Ready, Set, Rain

Ready, Set, Rain

Despite downpour, Fairfax-area youth football camp goes off without a hitch.


Preston Whaley receives a Washington Redskins football at this past Saturday’s Football Skills and Drills Camp, hosted by the Fairfax Police Youth Club at Fairfax High School.


Mike Breslin Jr. was able to convince his dad to let him participate in the Fairfax Police Youth Club’s Football Skills and Drills Camp this past Saturday at Fairfax High School.


A lineman, Andrew looss, 12, used Saturday’s Skills and Drills Camp to improve his pass protection. ‘I was pass protecting wrong, and they showed me how to do that better,’ he said.

Consider Mike Breslin Jr., a 10-year-old lacrosse and basketball player from the City of Fairfax, hooked. And signed up, at least tentatively anyway.

Despite having never played organized football before, Breslin was able to convince his father, Mike Breslin Sr., to let him participate in the Saturday, April 11 Skills and Drills Football Camp at Fairfax High School, which was hosted by the Fairfax Police Youth Club.

The older Breslin didn’t feel that his son was quite ready for football, mainly because Mike Breslin Jr. is big for his age and would’ve been on a team with mostly eighth-graders. It’s not so much the contact that frightened Mike Breslin Sr., more of it revolved around the conversation topics.

Regardless, a cold, rainy and soggy Saturday morning meant one thing to the 10-year-old diehard Washington Redskins fan, who cited tight end Chris Cooley as his favorite player: football and the chance to finally play it.

The camp, which was geared toward those on the beginning end of their football learning curve yet featured instruction from youth league coaches all the way through those with professional experience, gave Mike Breslin Jr. “a taste of football” and “the chance to improve my skills.”

Mike Breslin Sr., who arrived early, watched a little, stopped home for a bit to dry off and then came back and watched some more, was more impressed with the organization of the camp, how it was run and the work of its volunteer-based staff.

“This was a nice introduction for my son into football,” said Mike Breslin Sr. “The number and quality of the coaches is really impressive. I’ve seen other camps that he’s gone to for other sports -- that I’ve paid a great deal more money for -- that haven’t had the array of coaches that are here.”

This fall, Mike Breslin Sr. said he’s caved. His son will be signing up for football.

<b>THE TWO COLORS</b> just didn’t match. As Andrew looss, 12, fumbled with his blue and gray Dallas Cowboys hat and a burgundy and gold Redskins’ football that was a camp-wide gift from safety LaRon Landry -- a scheduling mishap prevented his attendance -- looss eventually gave up, unceremoniously tossing the football underneath the bleachers at Fairfax High School.

Camp director Barry Thompson and his 29-member staff surely hope that looss doesn’t do the same with the skills he learned Saturday.
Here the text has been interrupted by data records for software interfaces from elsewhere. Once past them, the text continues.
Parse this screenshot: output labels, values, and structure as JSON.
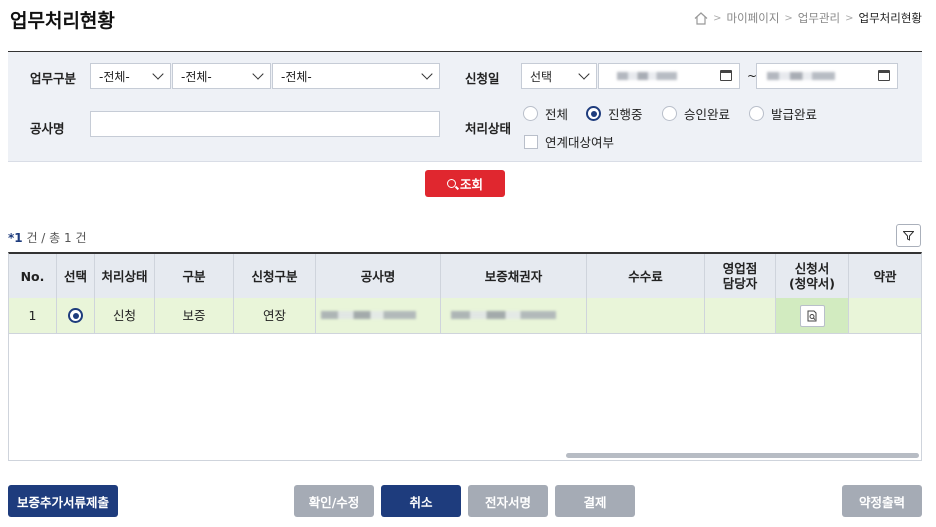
{
  "page_title": "업무처리현황",
  "breadcrumb": {
    "items": [
      "마이페이지",
      "업무관리"
    ],
    "current": "업무처리현황"
  },
  "search": {
    "work_type_label": "업무구분",
    "work_type_selects": [
      "-전체-",
      "-전체-",
      "-전체-"
    ],
    "apply_date_label": "신청일",
    "apply_date_select": "선택",
    "date_separator": "~",
    "project_label": "공사명",
    "project_value": "",
    "status_label": "처리상태",
    "status_options": [
      "전체",
      "진행중",
      "승인완료",
      "발급완료"
    ],
    "status_selected": "진행중",
    "linked_label": "연계대상여부",
    "search_button": "조회"
  },
  "result": {
    "count_num": "1",
    "count_rest": " 건 / 총 1 건",
    "count_prefix": "*"
  },
  "table": {
    "headers": [
      "No.",
      "선택",
      "처리상태",
      "구분",
      "신청구분",
      "공사명",
      "보증채권자",
      "수수료",
      "영업점\n담당자",
      "신청서\n(청약서)",
      "약관"
    ],
    "rows": [
      {
        "no": "1",
        "status": "신청",
        "type": "보증",
        "apply_type": "연장",
        "fee": ""
      }
    ]
  },
  "buttons": {
    "submit_docs": "보증추가서류제출",
    "confirm_edit": "확인/수정",
    "cancel": "취소",
    "e_sign": "전자서명",
    "payment": "결제",
    "print_agreement": "약정출력"
  },
  "colors": {
    "primary": "#1e3c7d",
    "search_red": "#e0272f",
    "row_highlight": "#e9f5d9",
    "disabled": "#a5abb5"
  }
}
“We really stressed fundamentals,” said Thompson, who set up 10 stations -- five offensive, four defensive, plus a kicking station -- and the players rotated through each, moving on with the next ear-piercing sound of an air horn.

“The stations were designed that if they were excited about a particular position,” Thompson said, “the drills that they were doing were things that they could easily do at home.”

Indeed, looss represents the opposite end of the spectrum. An offensive and defensive lineman, looss has played football within the Braddock Road Youth Club for years. In a few more, he plans on suiting up for Robinson. In the meantime, he hoped that attending the camp would help him “hone his skills.”

Working with former NFL player and current NFL Europe assistant coach Marques Ogden, looss picked up a few pointers about pass protection and his footwork during the task, something his future quarterback should already be thankful for.

“You can always learn another thing for your position,” looss said.